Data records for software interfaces
=== Section Start ===

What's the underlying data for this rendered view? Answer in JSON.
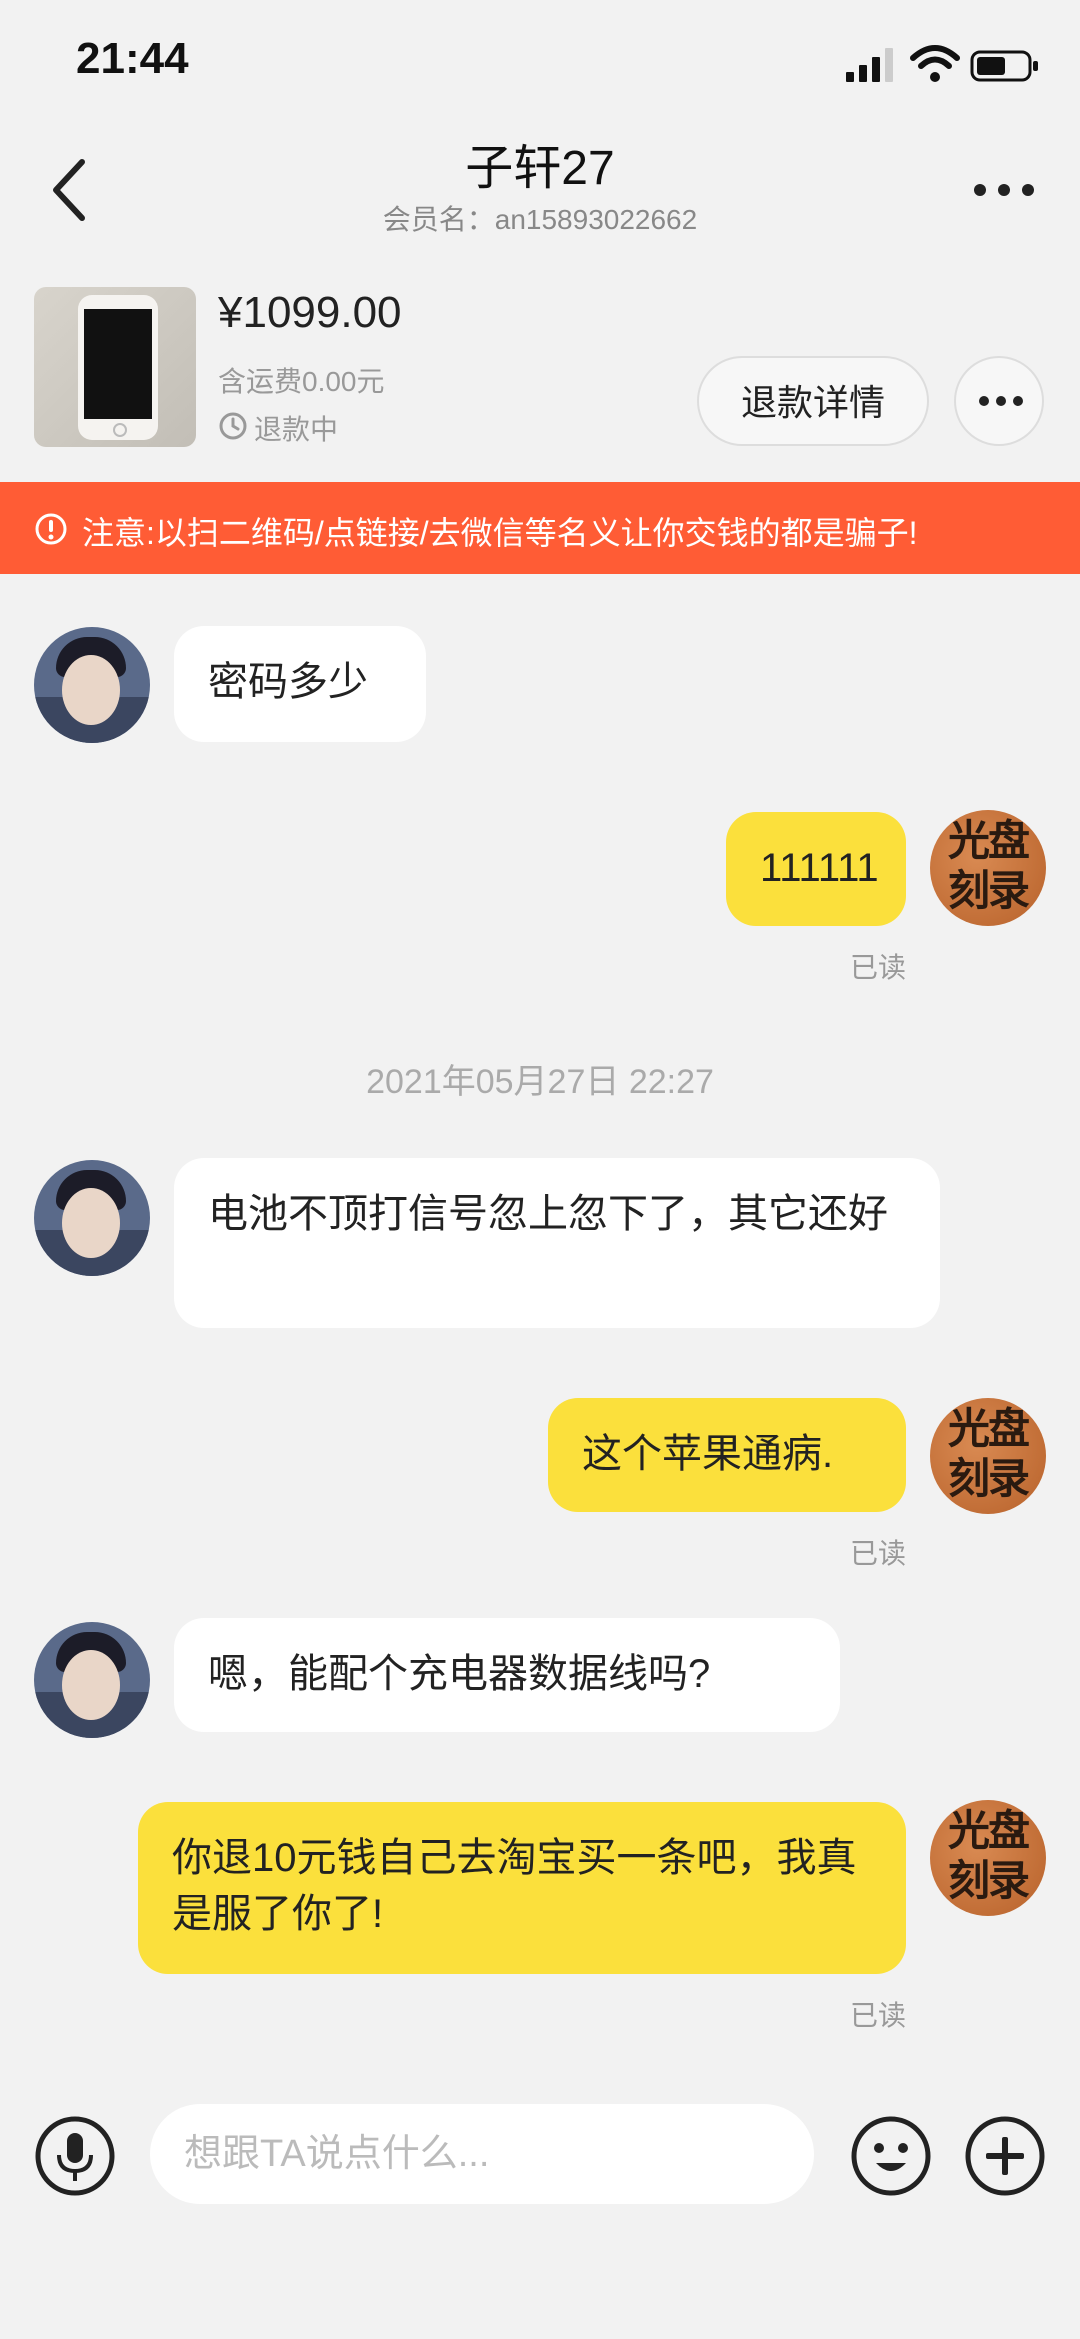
{
  "status_bar": {
    "time": "21:44"
  },
  "header": {
    "title": "子轩27",
    "subtitle": "会员名：an15893022662"
  },
  "product": {
    "price": "¥1099.00",
    "shipping": "含运费0.00元",
    "status": "退款中",
    "refund_button": "退款详情"
  },
  "warning": {
    "text": "注意:以扫二维码/点链接/去微信等名义让你交钱的都是骗子!"
  },
  "avatar_right_text": [
    "光盘",
    "刻录"
  ],
  "messages": [
    {
      "side": "in",
      "text": "密码多少"
    },
    {
      "side": "out",
      "text": "111111",
      "read": "已读"
    },
    {
      "side": "in",
      "text": "电池不顶打信号忽上忽下了，其它还好"
    },
    {
      "side": "out",
      "text": "这个苹果通病.",
      "read": "已读"
    },
    {
      "side": "in",
      "text": "嗯，能配个充电器数据线吗?"
    },
    {
      "side": "out",
      "text": "你退10元钱自己去淘宝买一条吧，我真是服了你了!",
      "read": "已读"
    }
  ],
  "timestamp": "2021年05月27日  22:27",
  "input": {
    "placeholder": "想跟TA说点什么..."
  },
  "colors": {
    "banner": "#ff5c35",
    "outgoing_bubble": "#fbe03c",
    "incoming_bubble": "#ffffff",
    "background": "#f2f2f2"
  }
}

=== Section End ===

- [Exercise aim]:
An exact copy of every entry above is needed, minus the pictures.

- [Result of the exercise]:
What's the underlying data for this rendered view? Answer in JSON.
{
  "status_bar": {
    "time": "21:44"
  },
  "header": {
    "title": "子轩27",
    "subtitle": "会员名：an15893022662"
  },
  "product": {
    "price": "¥1099.00",
    "shipping": "含运费0.00元",
    "status": "退款中",
    "refund_button": "退款详情"
  },
  "warning": {
    "text": "注意:以扫二维码/点链接/去微信等名义让你交钱的都是骗子!"
  },
  "avatar_right_text": [
    "光盘",
    "刻录"
  ],
  "messages": [
    {
      "side": "in",
      "text": "密码多少"
    },
    {
      "side": "out",
      "text": "111111",
      "read": "已读"
    },
    {
      "side": "in",
      "text": "电池不顶打信号忽上忽下了，其它还好"
    },
    {
      "side": "out",
      "text": "这个苹果通病.",
      "read": "已读"
    },
    {
      "side": "in",
      "text": "嗯，能配个充电器数据线吗?"
    },
    {
      "side": "out",
      "text": "你退10元钱自己去淘宝买一条吧，我真是服了你了!",
      "read": "已读"
    }
  ],
  "timestamp": "2021年05月27日  22:27",
  "input": {
    "placeholder": "想跟TA说点什么..."
  },
  "colors": {
    "banner": "#ff5c35",
    "outgoing_bubble": "#fbe03c",
    "incoming_bubble": "#ffffff",
    "background": "#f2f2f2"
  }
}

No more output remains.